According to Gallup, “Americans’ confidence in Congress as an institution is down to 10%, ranking the legislative body last on a list of 16 societal institutions for the fourth straight year. This is the lowest level of confidence Gallup has found, not only for Congress, but for any institution on record.” They began tracking in 1973. “Americans remain most confident in the military, at 76%,” Gallup added.
Although we have grown accustomed to having very little confidence in our federal legislative bodies, that has not always been the case. Americans in the 1970s trusted Congress at roughly the same level they trust churches or organized religion today.
Typically Party affiliation has had a bearing on how individuals view Congress. Today, both Democrats and Republicans hold Congress in equally low esteem.
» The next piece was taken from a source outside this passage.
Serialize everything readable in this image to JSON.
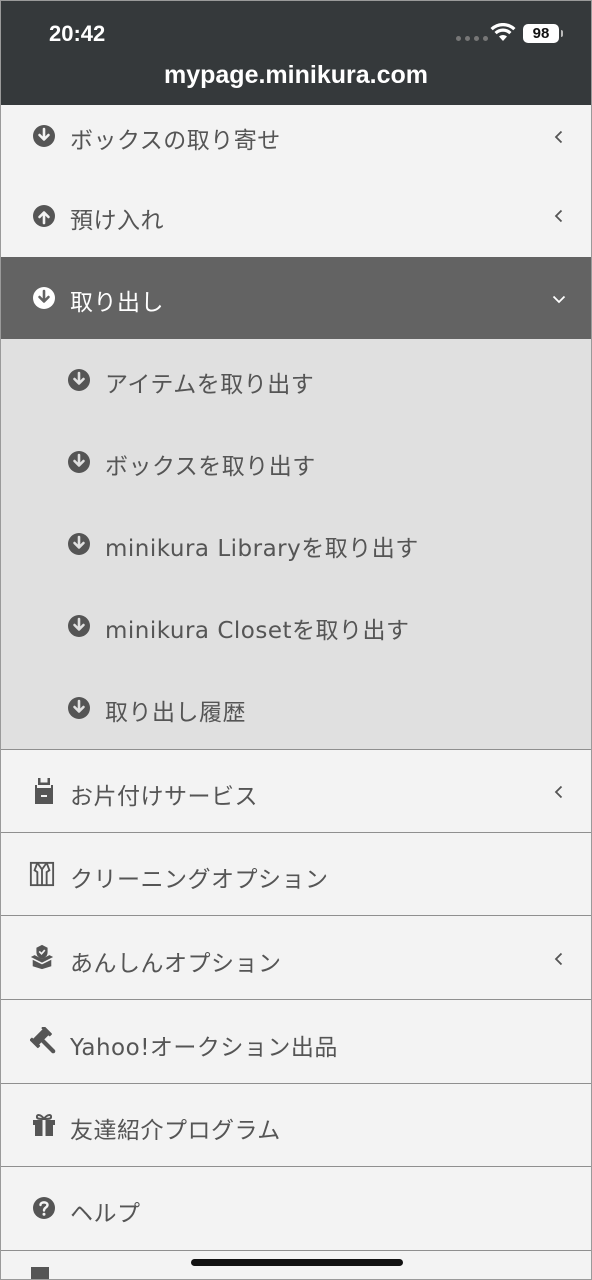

Gallup points out that this “likely reflects the split control of Congress.
Americans also have little trust in the newspapers who are supposed to be holding our elected leaders accountable.
…And television news is not fairing any better.
Gallup believes that “social sites and the Internet in general, as well as the 24/7 television news cycle, have challenged traditional media outlets and brought new ones to the fore, creating an increasingly complex — and sometimes messy — news environment. While individual news consumers have better access to news and to journalists than ever before, the struggles of the news industry seem to be affecting Americans’ confidence in it.
What else is going on?
1. Black Louisiana senator releases stirring video explaining why he became a Republican
2. Sessions touts $625 billion defense spending mark-up with significant funding for Alabama
3. Alabama football legend running for House of Representatives
4. The 10 largest private companies in Birmingham
5. Q&A with Governor Bentley while on the industrial recruitment trail in France